- Data to examine -
'''

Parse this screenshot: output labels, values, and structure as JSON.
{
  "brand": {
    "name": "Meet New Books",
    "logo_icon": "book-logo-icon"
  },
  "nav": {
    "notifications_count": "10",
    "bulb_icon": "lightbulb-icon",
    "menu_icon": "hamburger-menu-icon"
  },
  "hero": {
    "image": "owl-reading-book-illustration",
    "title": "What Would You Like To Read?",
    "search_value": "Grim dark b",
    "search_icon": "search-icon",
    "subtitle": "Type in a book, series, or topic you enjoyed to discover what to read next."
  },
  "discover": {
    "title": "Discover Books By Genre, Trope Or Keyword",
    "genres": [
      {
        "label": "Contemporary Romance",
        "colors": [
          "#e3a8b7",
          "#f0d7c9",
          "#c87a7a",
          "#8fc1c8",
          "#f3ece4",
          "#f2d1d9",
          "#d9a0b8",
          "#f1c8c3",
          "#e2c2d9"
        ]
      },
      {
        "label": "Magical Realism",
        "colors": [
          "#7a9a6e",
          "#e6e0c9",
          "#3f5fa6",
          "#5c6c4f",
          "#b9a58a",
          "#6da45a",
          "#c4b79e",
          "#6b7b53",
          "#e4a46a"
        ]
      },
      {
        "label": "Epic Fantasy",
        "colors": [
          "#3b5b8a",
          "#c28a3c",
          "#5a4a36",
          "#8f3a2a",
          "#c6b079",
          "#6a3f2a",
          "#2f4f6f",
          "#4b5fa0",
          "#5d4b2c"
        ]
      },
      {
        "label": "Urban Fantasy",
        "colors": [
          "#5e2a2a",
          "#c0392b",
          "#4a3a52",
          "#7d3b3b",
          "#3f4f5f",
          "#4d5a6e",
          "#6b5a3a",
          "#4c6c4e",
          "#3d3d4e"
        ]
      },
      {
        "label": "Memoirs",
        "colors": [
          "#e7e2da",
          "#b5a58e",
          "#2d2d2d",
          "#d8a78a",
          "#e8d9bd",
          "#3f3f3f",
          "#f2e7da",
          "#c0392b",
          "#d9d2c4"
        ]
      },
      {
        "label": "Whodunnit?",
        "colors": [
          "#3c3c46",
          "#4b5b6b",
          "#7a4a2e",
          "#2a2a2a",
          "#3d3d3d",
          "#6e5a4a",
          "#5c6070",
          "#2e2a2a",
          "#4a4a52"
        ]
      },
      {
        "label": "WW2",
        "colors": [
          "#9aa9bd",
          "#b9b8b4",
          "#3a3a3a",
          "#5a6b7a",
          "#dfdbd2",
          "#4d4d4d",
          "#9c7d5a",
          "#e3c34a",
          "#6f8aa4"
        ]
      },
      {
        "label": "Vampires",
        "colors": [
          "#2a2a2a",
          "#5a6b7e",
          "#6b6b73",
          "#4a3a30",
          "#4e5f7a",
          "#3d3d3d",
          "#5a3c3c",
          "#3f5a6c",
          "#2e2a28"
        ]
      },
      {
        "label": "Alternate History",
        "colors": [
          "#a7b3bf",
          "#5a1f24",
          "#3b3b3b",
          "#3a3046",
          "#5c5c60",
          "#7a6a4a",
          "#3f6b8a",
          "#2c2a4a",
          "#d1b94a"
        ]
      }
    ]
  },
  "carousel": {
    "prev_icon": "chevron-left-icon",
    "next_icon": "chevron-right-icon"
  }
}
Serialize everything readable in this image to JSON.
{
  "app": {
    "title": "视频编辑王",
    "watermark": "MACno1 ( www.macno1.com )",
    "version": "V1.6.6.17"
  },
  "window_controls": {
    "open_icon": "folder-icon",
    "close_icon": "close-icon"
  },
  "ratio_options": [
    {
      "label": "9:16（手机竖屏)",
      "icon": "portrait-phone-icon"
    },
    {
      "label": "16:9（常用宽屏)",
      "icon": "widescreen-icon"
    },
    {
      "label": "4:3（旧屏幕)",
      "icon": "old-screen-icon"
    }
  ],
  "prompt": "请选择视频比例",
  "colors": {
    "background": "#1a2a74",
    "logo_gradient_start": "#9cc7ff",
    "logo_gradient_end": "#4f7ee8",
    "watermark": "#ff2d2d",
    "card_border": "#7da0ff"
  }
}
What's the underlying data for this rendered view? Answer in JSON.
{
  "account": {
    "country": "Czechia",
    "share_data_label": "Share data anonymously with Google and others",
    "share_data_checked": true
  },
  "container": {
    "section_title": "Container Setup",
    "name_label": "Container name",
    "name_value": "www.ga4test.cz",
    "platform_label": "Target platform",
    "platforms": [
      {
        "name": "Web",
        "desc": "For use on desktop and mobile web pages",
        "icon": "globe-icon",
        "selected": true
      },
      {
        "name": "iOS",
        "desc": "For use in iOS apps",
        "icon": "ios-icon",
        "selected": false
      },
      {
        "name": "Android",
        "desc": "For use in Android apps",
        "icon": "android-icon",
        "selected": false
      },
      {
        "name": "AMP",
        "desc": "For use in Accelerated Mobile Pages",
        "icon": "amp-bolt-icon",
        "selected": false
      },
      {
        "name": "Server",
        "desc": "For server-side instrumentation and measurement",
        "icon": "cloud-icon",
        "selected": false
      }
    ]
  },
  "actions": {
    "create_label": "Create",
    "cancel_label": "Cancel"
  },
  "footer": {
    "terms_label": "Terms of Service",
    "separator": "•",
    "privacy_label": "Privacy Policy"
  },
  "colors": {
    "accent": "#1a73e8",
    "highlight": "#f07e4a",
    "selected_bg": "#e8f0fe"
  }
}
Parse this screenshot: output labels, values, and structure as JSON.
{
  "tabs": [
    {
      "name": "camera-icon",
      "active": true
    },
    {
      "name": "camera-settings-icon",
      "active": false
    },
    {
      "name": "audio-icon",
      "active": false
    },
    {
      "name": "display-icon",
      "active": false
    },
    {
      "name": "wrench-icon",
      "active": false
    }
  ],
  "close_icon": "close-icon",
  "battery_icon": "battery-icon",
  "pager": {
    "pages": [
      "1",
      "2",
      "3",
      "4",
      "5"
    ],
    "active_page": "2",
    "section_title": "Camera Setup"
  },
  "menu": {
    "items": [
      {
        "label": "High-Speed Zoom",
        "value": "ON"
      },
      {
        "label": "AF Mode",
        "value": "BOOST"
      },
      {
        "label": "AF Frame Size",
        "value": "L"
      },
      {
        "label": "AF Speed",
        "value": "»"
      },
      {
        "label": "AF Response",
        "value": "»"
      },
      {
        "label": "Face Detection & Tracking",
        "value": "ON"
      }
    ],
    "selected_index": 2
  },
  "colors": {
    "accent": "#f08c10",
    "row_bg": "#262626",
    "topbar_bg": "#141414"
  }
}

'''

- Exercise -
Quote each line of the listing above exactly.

- Answer to this task -
Parse this screenshot: output labels, values, and structure as JSON.
{
  "brand": {
    "name": "Meet New Books",
    "logo_icon": "book-logo-icon"
  },
  "nav": {
    "notifications_count": "10",
    "bulb_icon": "lightbulb-icon",
    "menu_icon": "hamburger-menu-icon"
  },
  "hero": {
    "image": "owl-reading-book-illustration",
    "title": "What Would You Like To Read?",
    "search_value": "Grim dark b",
    "search_icon": "search-icon",
    "subtitle": "Type in a book, series, or topic you enjoyed to discover what to read next."
  },
  "discover": {
    "title": "Discover Books By Genre, Trope Or Keyword",
    "genres": [
      {
        "label": "Contemporary Romance",
        "colors": [
          "#e3a8b7",
          "#f0d7c9",
          "#c87a7a",
          "#8fc1c8",
          "#f3ece4",
          "#f2d1d9",
          "#d9a0b8",
          "#f1c8c3",
          "#e2c2d9"
        ]
      },
      {
        "label": "Magical Realism",
        "colors": [
          "#7a9a6e",
          "#e6e0c9",
          "#3f5fa6",
          "#5c6c4f",
          "#b9a58a",
          "#6da45a",
          "#c4b79e",
          "#6b7b53",
          "#e4a46a"
        ]
      },
      {
        "label": "Epic Fantasy",
        "colors": [
          "#3b5b8a",
          "#c28a3c",
          "#5a4a36",
          "#8f3a2a",
          "#c6b079",
          "#6a3f2a",
          "#2f4f6f",
          "#4b5fa0",
          "#5d4b2c"
        ]
      },
      {
        "label": "Urban Fantasy",
        "colors": [
          "#5e2a2a",
          "#c0392b",
          "#4a3a52",
          "#7d3b3b",
          "#3f4f5f",
          "#4d5a6e",
          "#6b5a3a",
          "#4c6c4e",
          "#3d3d4e"
        ]
      },
      {
        "label": "Memoirs",
        "colors": [
          "#e7e2da",
          "#b5a58e",
          "#2d2d2d",
          "#d8a78a",
          "#e8d9bd",
          "#3f3f3f",
          "#f2e7da",
          "#c0392b",
          "#d9d2c4"
        ]
      },
      {
        "label": "Whodunnit?",
        "colors": [
          "#3c3c46",
          "#4b5b6b",
          "#7a4a2e",
          "#2a2a2a",
          "#3d3d3d",
          "#6e5a4a",
          "#5c6070",
          "#2e2a2a",
          "#4a4a52"
        ]
      },
      {
        "label": "WW2",
        "colors": [
          "#9aa9bd",
          "#b9b8b4",
          "#3a3a3a",
          "#5a6b7a",
          "#dfdbd2",
          "#4d4d4d",
          "#9c7d5a",
          "#e3c34a",
          "#6f8aa4"
        ]
      },
      {
        "label": "Vampires",
        "colors": [
          "#2a2a2a",
          "#5a6b7e",
          "#6b6b73",
          "#4a3a30",
          "#4e5f7a",
          "#3d3d3d",
          "#5a3c3c",
          "#3f5a6c",
          "#2e2a28"
        ]
      },
      {
        "label": "Alternate History",
        "colors": [
          "#a7b3bf",
          "#5a1f24",
          "#3b3b3b",
          "#3a3046",
          "#5c5c60",
          "#7a6a4a",
          "#3f6b8a",
          "#2c2a4a",
          "#d1b94a"
        ]
      }
    ]
  },
  "carousel": {
    "prev_icon": "chevron-left-icon",
    "next_icon": "chevron-right-icon"
  }
}
Serialize everything readable in this image to JSON.
{
  "app": {
    "title": "视频编辑王",
    "watermark": "MACno1 ( www.macno1.com )",
    "version": "V1.6.6.17"
  },
  "window_controls": {
    "open_icon": "folder-icon",
    "close_icon": "close-icon"
  },
  "ratio_options": [
    {
      "label": "9:16（手机竖屏)",
      "icon": "portrait-phone-icon"
    },
    {
      "label": "16:9（常用宽屏)",
      "icon": "widescreen-icon"
    },
    {
      "label": "4:3（旧屏幕)",
      "icon": "old-screen-icon"
    }
  ],
  "prompt": "请选择视频比例",
  "colors": {
    "background": "#1a2a74",
    "logo_gradient_start": "#9cc7ff",
    "logo_gradient_end": "#4f7ee8",
    "watermark": "#ff2d2d",
    "card_border": "#7da0ff"
  }
}
What's the underlying data for this rendered view? Answer in JSON.
{
  "account": {
    "country": "Czechia",
    "share_data_label": "Share data anonymously with Google and others",
    "share_data_checked": true
  },
  "container": {
    "section_title": "Container Setup",
    "name_label": "Container name",
    "name_value": "www.ga4test.cz",
    "platform_label": "Target platform",
    "platforms": [
      {
        "name": "Web",
        "desc": "For use on desktop and mobile web pages",
        "icon": "globe-icon",
        "selected": true
      },
      {
        "name": "iOS",
        "desc": "For use in iOS apps",
        "icon": "ios-icon",
        "selected": false
      },
      {
        "name": "Android",
        "desc": "For use in Android apps",
        "icon": "android-icon",
        "selected": false
      },
      {
        "name": "AMP",
        "desc": "For use in Accelerated Mobile Pages",
        "icon": "amp-bolt-icon",
        "selected": false
      },
      {
        "name": "Server",
        "desc": "For server-side instrumentation and measurement",
        "icon": "cloud-icon",
        "selected": false
      }
    ]
  },
  "actions": {
    "create_label": "Create",
    "cancel_label": "Cancel"
  },
  "footer": {
    "terms_label": "Terms of Service",
    "separator": "•",
    "privacy_label": "Privacy Policy"
  },
  "colors": {
    "accent": "#1a73e8",
    "highlight": "#f07e4a",
    "selected_bg": "#e8f0fe"
  }
}
Parse this screenshot: output labels, values, and structure as JSON.
{
  "tabs": [
    {
      "name": "camera-icon",
      "active": true
    },
    {
      "name": "camera-settings-icon",
      "active": false
    },
    {
      "name": "audio-icon",
      "active": false
    },
    {
      "name": "display-icon",
      "active": false
    },
    {
      "name": "wrench-icon",
      "active": false
    }
  ],
  "close_icon": "close-icon",
  "battery_icon": "battery-icon",
  "pager": {
    "pages": [
      "1",
      "2",
      "3",
      "4",
      "5"
    ],
    "active_page": "2",
    "section_title": "Camera Setup"
  },
  "menu": {
    "items": [
      {
        "label": "High-Speed Zoom",
        "value": "ON"
      },
      {
        "label": "AF Mode",
        "value": "BOOST"
      },
      {
        "label": "AF Frame Size",
        "value": "L"
      },
      {
        "label": "AF Speed",
        "value": "»"
      },
      {
        "label": "AF Response",
        "value": "»"
      },
      {
        "label": "Face Detection & Tracking",
        "value": "ON"
      }
    ],
    "selected_index": 2
  },
  "colors": {
    "accent": "#f08c10",
    "row_bg": "#262626",
    "topbar_bg": "#141414"
  }
}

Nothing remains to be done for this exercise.